[Start of section]

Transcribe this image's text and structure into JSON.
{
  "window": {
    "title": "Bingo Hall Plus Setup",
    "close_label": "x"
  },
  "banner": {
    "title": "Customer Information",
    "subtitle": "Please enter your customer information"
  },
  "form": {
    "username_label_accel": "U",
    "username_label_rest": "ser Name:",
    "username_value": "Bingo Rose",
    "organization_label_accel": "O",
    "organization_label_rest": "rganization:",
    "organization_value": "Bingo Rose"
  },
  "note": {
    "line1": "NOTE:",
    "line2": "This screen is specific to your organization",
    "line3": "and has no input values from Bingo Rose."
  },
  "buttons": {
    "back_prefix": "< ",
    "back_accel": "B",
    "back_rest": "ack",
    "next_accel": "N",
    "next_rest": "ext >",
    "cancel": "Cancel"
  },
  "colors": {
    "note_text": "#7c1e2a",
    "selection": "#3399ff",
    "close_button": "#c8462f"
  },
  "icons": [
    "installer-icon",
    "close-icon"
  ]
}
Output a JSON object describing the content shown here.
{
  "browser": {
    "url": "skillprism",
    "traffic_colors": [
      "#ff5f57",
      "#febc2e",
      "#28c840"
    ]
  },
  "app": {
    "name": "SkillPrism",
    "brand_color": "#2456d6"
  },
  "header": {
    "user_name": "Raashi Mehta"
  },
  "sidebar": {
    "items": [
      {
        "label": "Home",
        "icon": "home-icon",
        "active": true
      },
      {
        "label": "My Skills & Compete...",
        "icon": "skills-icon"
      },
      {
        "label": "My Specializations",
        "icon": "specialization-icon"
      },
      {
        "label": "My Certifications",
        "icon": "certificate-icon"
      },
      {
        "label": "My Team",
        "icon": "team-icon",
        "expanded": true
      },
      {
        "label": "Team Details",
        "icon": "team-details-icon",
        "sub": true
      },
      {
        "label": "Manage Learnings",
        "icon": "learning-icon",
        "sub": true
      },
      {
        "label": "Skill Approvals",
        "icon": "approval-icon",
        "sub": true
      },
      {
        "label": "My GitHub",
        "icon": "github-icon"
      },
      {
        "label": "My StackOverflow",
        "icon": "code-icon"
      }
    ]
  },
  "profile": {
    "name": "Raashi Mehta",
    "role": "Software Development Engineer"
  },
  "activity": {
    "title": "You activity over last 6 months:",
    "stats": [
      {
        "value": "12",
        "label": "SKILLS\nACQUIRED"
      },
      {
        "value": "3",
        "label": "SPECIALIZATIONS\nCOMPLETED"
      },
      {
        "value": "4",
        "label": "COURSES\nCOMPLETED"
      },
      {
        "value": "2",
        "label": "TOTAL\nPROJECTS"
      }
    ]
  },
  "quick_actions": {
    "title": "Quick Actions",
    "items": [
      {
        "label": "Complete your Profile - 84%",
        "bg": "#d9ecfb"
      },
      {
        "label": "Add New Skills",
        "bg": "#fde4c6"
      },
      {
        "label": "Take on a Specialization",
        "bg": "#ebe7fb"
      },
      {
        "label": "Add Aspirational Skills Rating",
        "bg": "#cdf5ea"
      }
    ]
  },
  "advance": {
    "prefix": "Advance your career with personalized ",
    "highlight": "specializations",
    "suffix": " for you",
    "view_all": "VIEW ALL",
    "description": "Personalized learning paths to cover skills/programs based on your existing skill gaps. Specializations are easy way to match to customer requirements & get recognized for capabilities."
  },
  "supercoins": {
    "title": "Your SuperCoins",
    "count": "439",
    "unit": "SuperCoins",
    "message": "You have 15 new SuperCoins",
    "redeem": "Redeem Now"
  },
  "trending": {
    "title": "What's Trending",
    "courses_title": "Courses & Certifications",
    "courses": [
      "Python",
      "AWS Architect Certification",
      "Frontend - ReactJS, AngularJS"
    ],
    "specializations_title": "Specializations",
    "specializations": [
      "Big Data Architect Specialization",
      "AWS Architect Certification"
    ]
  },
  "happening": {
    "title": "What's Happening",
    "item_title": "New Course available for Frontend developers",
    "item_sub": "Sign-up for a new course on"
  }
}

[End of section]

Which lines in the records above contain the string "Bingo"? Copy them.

    "title": "Bingo Hall Plus Setup",
    "username_value": "Bingo Rose",
    "organization_value": "Bingo Rose"
    "line3": "and has no input values from Bingo Rose."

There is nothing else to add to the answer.